Quarantine: A bittersweet blessing

0
542
person sitting on a couch with a cup, looking out the window with a smile pxhere

The unexpected benefits found in lockdown

by hila smith, Contributor

We’re starting to see the light at the end of the tunnel – vaccines are coming, immunity is rising, in just a few short months this nightmare year will be over and life can get back to the way it was before COVID-19. Lots of people are overjoyed about this – I know I should be happy too. But really, honestly? I’m not ready for the pandemic to be over.

That’s not to say I don’t think it should end, of course. People are still dying, and other peoples’ health and well-being and studies and livelihoods have been totally devastated by this goddamn disaster of a year – I’m not so selfish that I would wish all that on others just because I, personally, have benefitted. If I had the power to snap my fingers and eradicate COVID off the face of the Earth, I’d do it in a heartbeat (and then be very impressed that I’d learned how to snap – I’ve never been able to do that before). But beyond masking up, sticking to my bubble, and planning to get my vaccine as soon as I can, there’s very little I can do on the individual level to actually control the spread of the disease. So maybe it’s okay that, when I think about the pandemic, I’m mostly grateful?

Like most of the people I know, I also had a rocky start with quarantine. Through my program I had been matched with a paid summer internship in Saskatoon, and when the U of R went remote at the start of April, I decided I would move right away in case it was going to become more difficult to travel between the cities.

So, I arrived in Saskatoon on the night of April 2, only to find that the landlord I was going to be renting from had changed his mind that day – he didn’t want to take a new tenant during the pandemic after all. Then, a couple days later, my internship was cancelled as well. I was doing my best to keep up with my online classes with my old, dying laptop in a temporary housing situation with no idea how I was going to pay for classes in the fall.

But then, things started looking up. After some back-and-forth with my program director, I was able to match with another really excellent internship that I could do remotely. Classes wrapped up, so I had a bit more breathing space. And – most importantly – the family I was staying with, who had agreed to let me crash in their basement for a couple of days while I sorted out my housing nightmare, decided they wanted me to stay.

I know that I got very, very lucky. What are the odds that a friend of mine would have parents in the Saskatoon area who were willing to help out a stranger in a pinch? Or that I would be able to help out in turn by offering to stay with their daughter during the workday? Or that we would all genuinely like one another?

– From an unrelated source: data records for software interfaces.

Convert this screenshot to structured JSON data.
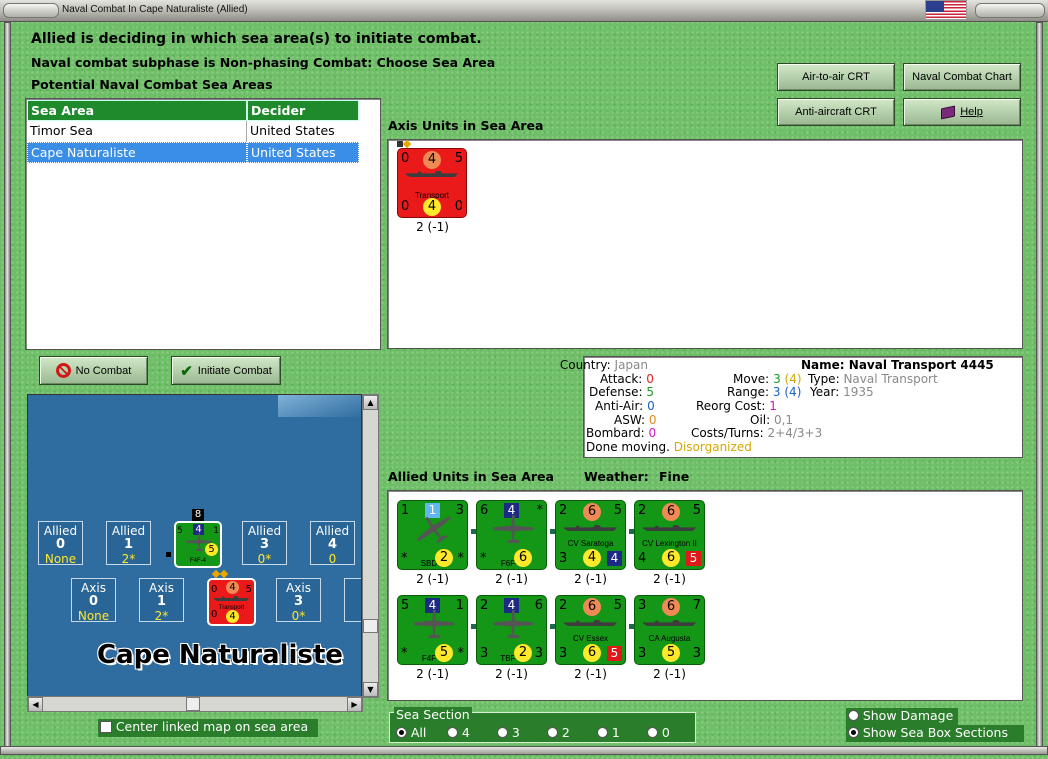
{
  "window": {
    "title": "Naval Combat In Cape Naturaliste (Allied)"
  },
  "header": {
    "line1": "Allied is deciding in which sea area(s) to initiate combat.",
    "line2": "Naval combat subphase is Non-phasing Combat: Choose Sea Area",
    "line3": "Potential Naval Combat Sea Areas"
  },
  "buttons": {
    "air_to_air": "Air-to-air CRT",
    "naval_chart": "Naval Combat Chart",
    "anti_aircraft": "Anti-aircraft CRT",
    "help": "Help",
    "no_combat": "No Combat",
    "initiate": "Initiate Combat"
  },
  "table": {
    "headers": [
      "Sea Area",
      "Decider"
    ],
    "rows": [
      {
        "sea": "Timor Sea",
        "decider": "United States"
      },
      {
        "sea": "Cape Naturaliste",
        "decider": "United States"
      }
    ]
  },
  "axis_panel": {
    "label": "Axis Units in Sea Area",
    "unit": {
      "tl": "0",
      "circle_top": "4",
      "tr": "5",
      "name": "Transport",
      "bl": "0",
      "circle_bottom": "4",
      "br": "0",
      "caption": "2 (-1)"
    }
  },
  "info": {
    "country_k": "Country:",
    "country_v": "Japan",
    "attack_k": "Attack:",
    "attack_v": "0",
    "defense_k": "Defense:",
    "defense_v": "5",
    "aa_k": "Anti-Air:",
    "aa_v": "0",
    "asw_k": "ASW:",
    "asw_v": "0",
    "bombard_k": "Bombard:",
    "bombard_v": "0",
    "done": "Done moving.",
    "status": "Disorganized",
    "name_k": "Name:",
    "name_v": "Naval Transport 4445",
    "move_k": "Move:",
    "move_v": "3",
    "move_v2": "(4)",
    "type_k": "Type:",
    "type_v": "Naval Transport",
    "range_k": "Range:",
    "range_v": "3",
    "range_v2": "(4)",
    "year_k": "Year:",
    "year_v": "1935",
    "reorg_k": "Reorg Cost:",
    "reorg_v": "1",
    "oil_k": "Oil:",
    "oil_v": "0,1",
    "costs_k": "Costs/Turns:",
    "costs_v": "2+4/3+3",
    "colors": {
      "value_gray": "#8a8a8a",
      "attack": "#e02020",
      "defense": "#1a9b1a",
      "aa": "#1a60c8",
      "asw": "#e08a1a",
      "bombard": "#c81ac8",
      "status": "#d4a800"
    }
  },
  "allied_panel": {
    "label": "Allied Units in Sea Area",
    "weather_label": "Weather:",
    "weather": "Fine",
    "units": [
      {
        "tl": "1",
        "top": "1",
        "top_style": "lblue",
        "tr": "3",
        "name": "SBD-1",
        "bl": "*",
        "bot": "2",
        "bot_style": "yellow",
        "br": "*",
        "art": "plane-diag",
        "caption": "2 (-1)"
      },
      {
        "tl": "6",
        "top": "4",
        "top_style": "navy",
        "tr": "*",
        "name": "F6F-3",
        "bl": "*",
        "bot": "6",
        "bot_style": "yellow",
        "br": "",
        "art": "plane",
        "caption": "2 (-1)"
      },
      {
        "tl": "2",
        "top": "6",
        "top_style": "orange",
        "tr": "5",
        "name": "CV Saratoga",
        "bl": "3",
        "bot": "4",
        "bot_style": "yellow",
        "br": "4",
        "br_style": "navy",
        "art": "ship",
        "caption": "2 (-1)"
      },
      {
        "tl": "2",
        "top": "6",
        "top_style": "orange",
        "tr": "5",
        "name": "CV Lexington II",
        "bl": "4",
        "bot": "6",
        "bot_style": "yellow",
        "br": "5",
        "br_style": "redsq",
        "art": "ship",
        "caption": "2 (-1)"
      },
      {
        "tl": "5",
        "top": "4",
        "top_style": "navy",
        "tr": "1",
        "name": "F4F-4",
        "bl": "*",
        "bot": "5",
        "bot_style": "yellow",
        "br": "*",
        "art": "plane",
        "caption": "2 (-1)"
      },
      {
        "tl": "2",
        "top": "4",
        "top_style": "navy",
        "tr": "6",
        "name": "TBF-1",
        "bl": "3",
        "bot": "2",
        "bot_style": "yellow",
        "br": "3",
        "art": "plane",
        "caption": "2 (-1)"
      },
      {
        "tl": "2",
        "top": "6",
        "top_style": "orange",
        "tr": "5",
        "name": "CV Essex",
        "bl": "3",
        "bot": "6",
        "bot_style": "yellow",
        "br": "5",
        "br_style": "redsq",
        "art": "ship",
        "caption": "2 (-1)"
      },
      {
        "tl": "3",
        "top": "6",
        "top_style": "orange",
        "tr": "7",
        "name": "CA Augusta",
        "bl": "3",
        "bot": "5",
        "bot_style": "yellow",
        "br": "3",
        "art": "ship",
        "caption": "2 (-1)"
      }
    ]
  },
  "map": {
    "title": "Cape Naturaliste",
    "allied_boxes": [
      {
        "label": "Allied",
        "num": "0",
        "val": "None"
      },
      {
        "label": "Allied",
        "num": "1",
        "val": "2*"
      },
      {
        "label": "Allied",
        "num": "3",
        "val": "0*"
      },
      {
        "label": "Allied",
        "num": "4",
        "val": "0"
      }
    ],
    "axis_boxes": [
      {
        "label": "Axis",
        "num": "0",
        "val": "None"
      },
      {
        "label": "Axis",
        "num": "1",
        "val": "2*"
      },
      {
        "label": "Axis",
        "num": "3",
        "val": "0*"
      },
      {
        "label": "A"
      }
    ],
    "stack_count": "8",
    "allied_counter": {
      "tl": "5",
      "top": "4",
      "tr": "1",
      "name": "F4F-4",
      "bot": "5"
    },
    "axis_counter": {
      "tl": "0",
      "top": "4",
      "tr": "5",
      "name": "Transport",
      "bl": "0",
      "bot": "4"
    }
  },
  "bottom": {
    "center_map": "Center linked map on sea area",
    "sea_section": "Sea Section",
    "sections": [
      "All",
      "4",
      "3",
      "2",
      "1",
      "0"
    ],
    "show_damage": "Show Damage",
    "show_sections": "Show Sea Box Sections"
  }
}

I had been estranged from my own family of origin for just over a year at the start of the pandemic, and getting to spend a year living with these wonderful people who I now think of as my “bonus Saskatchewan family” is not something I ever would have expected. When I left home – as necessary as it was – I thought I was also forfeiting any “right” to be cared for, to have safety and peace (such as they were) that I hadn’t eked out for myself. But now I’ve had a whole pandemic to spend with people (and a dog!) who have redefined my understanding of what care, peace, safety, and family means, and I’ll always be grateful for it.

The pandemic has also let me take advantage of so many work opportunities that would otherwise have never come my way. Because all my classes are remote, I don’t have to commute, so I am able to hold down essentially full-time hours at a job I love without compromising either my work or my education. I have also been able to take on all sorts of remote freelance jobs that have connected me with wonderful people all over the province, and even in other parts of Canada and the States as well.

Essentially, the pandemic has been a miracle for me.

I don’t always know what to make of that dichotomy – that something so awful has been so good for me in so many ways. I remember nervously waiting to hear the University’s decision about whether our winter classes this year would be taking place in person or remotely; when the decision was made, I was thrilled, because it meant I had more time in this beautiful little equilibrium I’d somehow landed in. At the same time, so many of my friends and classmates were profoundly disappointed because they were having a harder time with online classes and were missing out on the in-person support.

Because of the remote work opportunities I’ve found, I’ve actually been able to earn and save some real money this year. This time last year, I was relying on food security programs to get by. Even though I don’t have to worry about affording groceries anymore and am feeling very confident in my career prospects after I graduate, food banks are currently straining under the heightened demand.

I’ve been trying my best to do my part – giving to local organizations that are doing important work, being there for my friends who are struggling, and keeping my personal joys in perspective with the larger-scale suffering the pandemic has caused in the world.

In the end, I know this pandemic didn’t come about because of me, and I’ve done everything in my (limited) power to avoid spreading it around or drawing it out any longer. But I’m really going to miss it when it’s over.

Comments are closed.